The behaviour that Britain displays towards unapologetic, outspoken black people is odd. It’s commonly understood that every other ‘ism’ is wrong and not up for debate; yet when it comes to discourse around racism, everybody has something to say and instead of taking accountability perpetrators deflect and gaslight. We’re told to be grateful to be here, to stop playing the race card, to get on with life, even when every area of our lives is plagued with the fact that we are seen as ‘other’. The reaction to racism being called out is reflective of the country we’re living in. Rather than dealing with the truth of what’s being said, society becomes defensive placing the blame elsewhere.

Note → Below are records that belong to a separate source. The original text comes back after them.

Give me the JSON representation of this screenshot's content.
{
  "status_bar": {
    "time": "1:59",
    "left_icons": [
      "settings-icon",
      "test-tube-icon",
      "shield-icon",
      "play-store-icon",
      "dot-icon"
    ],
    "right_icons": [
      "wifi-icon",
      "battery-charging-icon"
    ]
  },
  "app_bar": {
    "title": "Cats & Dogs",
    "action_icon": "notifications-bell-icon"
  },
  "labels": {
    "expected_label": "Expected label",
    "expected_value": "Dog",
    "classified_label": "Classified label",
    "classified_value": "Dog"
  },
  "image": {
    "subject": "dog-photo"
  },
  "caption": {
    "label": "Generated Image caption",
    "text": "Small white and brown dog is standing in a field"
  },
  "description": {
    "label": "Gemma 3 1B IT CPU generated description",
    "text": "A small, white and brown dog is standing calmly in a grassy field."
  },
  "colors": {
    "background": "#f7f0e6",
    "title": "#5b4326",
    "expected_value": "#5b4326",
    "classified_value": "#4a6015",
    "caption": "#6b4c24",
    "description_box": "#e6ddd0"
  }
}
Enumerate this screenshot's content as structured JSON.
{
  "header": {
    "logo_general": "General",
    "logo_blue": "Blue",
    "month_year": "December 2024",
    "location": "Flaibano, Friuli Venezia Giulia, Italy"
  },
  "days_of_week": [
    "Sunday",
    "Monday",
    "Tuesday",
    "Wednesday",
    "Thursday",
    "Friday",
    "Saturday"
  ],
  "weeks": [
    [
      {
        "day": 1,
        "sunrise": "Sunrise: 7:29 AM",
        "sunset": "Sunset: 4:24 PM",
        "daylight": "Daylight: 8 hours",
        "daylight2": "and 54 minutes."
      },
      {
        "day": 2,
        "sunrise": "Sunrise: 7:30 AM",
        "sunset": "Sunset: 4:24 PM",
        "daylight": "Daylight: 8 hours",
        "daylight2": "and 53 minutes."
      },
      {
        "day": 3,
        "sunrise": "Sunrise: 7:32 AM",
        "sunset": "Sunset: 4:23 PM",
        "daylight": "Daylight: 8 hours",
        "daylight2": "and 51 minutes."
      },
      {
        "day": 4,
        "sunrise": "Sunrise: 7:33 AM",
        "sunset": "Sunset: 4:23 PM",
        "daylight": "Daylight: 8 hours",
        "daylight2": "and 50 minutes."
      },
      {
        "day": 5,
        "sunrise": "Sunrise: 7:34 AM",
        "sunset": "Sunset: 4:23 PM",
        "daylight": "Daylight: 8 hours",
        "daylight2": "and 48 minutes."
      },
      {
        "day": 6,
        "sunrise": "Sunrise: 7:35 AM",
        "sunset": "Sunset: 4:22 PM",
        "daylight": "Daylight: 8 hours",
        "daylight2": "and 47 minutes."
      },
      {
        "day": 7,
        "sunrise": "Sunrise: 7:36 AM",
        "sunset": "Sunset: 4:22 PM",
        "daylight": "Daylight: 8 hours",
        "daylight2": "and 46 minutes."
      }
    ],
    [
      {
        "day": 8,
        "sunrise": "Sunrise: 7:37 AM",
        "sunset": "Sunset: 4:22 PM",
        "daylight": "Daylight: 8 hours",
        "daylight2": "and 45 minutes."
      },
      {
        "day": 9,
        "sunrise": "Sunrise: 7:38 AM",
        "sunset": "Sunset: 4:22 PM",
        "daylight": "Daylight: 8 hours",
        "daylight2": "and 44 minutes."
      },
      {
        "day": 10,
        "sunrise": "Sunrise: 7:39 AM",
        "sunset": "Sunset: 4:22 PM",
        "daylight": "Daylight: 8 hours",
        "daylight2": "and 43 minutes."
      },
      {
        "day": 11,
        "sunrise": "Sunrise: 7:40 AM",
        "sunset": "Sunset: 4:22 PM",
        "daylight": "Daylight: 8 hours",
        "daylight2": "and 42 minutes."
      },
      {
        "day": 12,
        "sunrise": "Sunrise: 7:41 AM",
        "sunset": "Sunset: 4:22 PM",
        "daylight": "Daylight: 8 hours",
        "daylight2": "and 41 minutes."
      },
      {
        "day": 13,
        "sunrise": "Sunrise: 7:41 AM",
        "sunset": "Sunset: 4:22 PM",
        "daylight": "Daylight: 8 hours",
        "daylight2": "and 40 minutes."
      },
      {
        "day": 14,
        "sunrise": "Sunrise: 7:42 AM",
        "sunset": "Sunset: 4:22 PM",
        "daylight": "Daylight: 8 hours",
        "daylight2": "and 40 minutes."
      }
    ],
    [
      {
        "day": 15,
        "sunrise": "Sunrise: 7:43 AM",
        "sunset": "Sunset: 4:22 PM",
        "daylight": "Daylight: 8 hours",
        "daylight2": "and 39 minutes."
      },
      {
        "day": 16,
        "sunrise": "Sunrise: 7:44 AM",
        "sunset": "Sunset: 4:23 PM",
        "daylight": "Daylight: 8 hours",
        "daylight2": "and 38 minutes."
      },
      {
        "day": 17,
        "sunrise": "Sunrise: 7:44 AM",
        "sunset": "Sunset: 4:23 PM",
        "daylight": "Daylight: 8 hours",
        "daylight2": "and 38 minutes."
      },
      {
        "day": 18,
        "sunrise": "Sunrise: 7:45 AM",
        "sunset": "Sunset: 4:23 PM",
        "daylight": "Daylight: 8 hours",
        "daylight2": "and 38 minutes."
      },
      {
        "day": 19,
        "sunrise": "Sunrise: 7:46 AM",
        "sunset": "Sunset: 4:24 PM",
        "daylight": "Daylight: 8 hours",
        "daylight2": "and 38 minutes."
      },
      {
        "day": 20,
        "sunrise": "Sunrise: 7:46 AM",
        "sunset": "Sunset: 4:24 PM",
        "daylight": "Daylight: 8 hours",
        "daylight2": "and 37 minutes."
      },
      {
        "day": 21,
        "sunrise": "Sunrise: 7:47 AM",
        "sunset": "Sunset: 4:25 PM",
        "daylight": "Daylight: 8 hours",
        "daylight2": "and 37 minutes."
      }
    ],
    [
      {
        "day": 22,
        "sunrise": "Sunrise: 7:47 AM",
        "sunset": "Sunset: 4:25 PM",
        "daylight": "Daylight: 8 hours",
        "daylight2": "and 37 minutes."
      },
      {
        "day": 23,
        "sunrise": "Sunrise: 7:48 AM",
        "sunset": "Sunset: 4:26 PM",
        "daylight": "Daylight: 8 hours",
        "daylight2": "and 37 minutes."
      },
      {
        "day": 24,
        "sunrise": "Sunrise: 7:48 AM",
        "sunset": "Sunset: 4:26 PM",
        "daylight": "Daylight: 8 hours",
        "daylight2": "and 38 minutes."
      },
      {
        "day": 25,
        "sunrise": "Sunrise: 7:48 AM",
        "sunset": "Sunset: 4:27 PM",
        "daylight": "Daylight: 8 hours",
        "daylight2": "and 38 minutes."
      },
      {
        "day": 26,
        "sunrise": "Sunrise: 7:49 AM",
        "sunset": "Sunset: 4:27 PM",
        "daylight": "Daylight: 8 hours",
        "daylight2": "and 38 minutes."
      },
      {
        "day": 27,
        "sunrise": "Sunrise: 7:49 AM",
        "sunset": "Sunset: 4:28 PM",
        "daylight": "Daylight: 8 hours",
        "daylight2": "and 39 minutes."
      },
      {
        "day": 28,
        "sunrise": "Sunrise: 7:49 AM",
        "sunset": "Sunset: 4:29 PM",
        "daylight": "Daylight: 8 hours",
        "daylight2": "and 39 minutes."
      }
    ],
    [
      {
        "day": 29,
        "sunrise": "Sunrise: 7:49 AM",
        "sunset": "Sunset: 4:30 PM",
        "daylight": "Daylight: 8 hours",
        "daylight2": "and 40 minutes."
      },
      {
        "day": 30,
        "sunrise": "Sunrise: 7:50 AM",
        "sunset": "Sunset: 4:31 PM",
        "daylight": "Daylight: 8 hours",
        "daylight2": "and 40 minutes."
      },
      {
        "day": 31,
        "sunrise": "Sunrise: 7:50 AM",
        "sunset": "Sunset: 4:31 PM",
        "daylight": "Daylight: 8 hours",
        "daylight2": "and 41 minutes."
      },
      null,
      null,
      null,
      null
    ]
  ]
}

The facts still remain. In the run up to the 2017 general election it was revealed that Diane Abbott, one of Britain’s most visible black female politicians, received 45% of all abusive tweets sent to female MPs. After the Brexit result, race crimes rose dramatically across the country. Most recently, a teenager had to take legal action against her school where she was repeatedly kept out of classes because her natural hair was considered to be breaking uniform rules. All of these events show that racism is still rife in the UK, it just remained hidden for years. Speak to any black person you come across and they’ll have encountered similar stories of racism; varying from micro-aggressions, to discrimination, to outright abuse.
The question here isn’t ‘Is Britain still racist?’ – statistics and stories can tell you that for free. The question is, why is Britain more concerned with being called racist than actual racism? For a country that for so long has hidden their racist views behind Commonwealth work, Red Nose Day initiatives, and the fact that Britain is statistically the least racist country in Europe, it might come as a surprise that they are being called out for the very thing they work so hard to fight against. However, the fight against racism doesn’t absolve Britain of the responsibility of creating some of these problems in the first place. It seems as if the British public are completely disengaged and refusing to accept the truth about racism – yet the truth still stands. As Dave put it, “it is racist, whether or not it feels racist.”
Written by Sayo Olu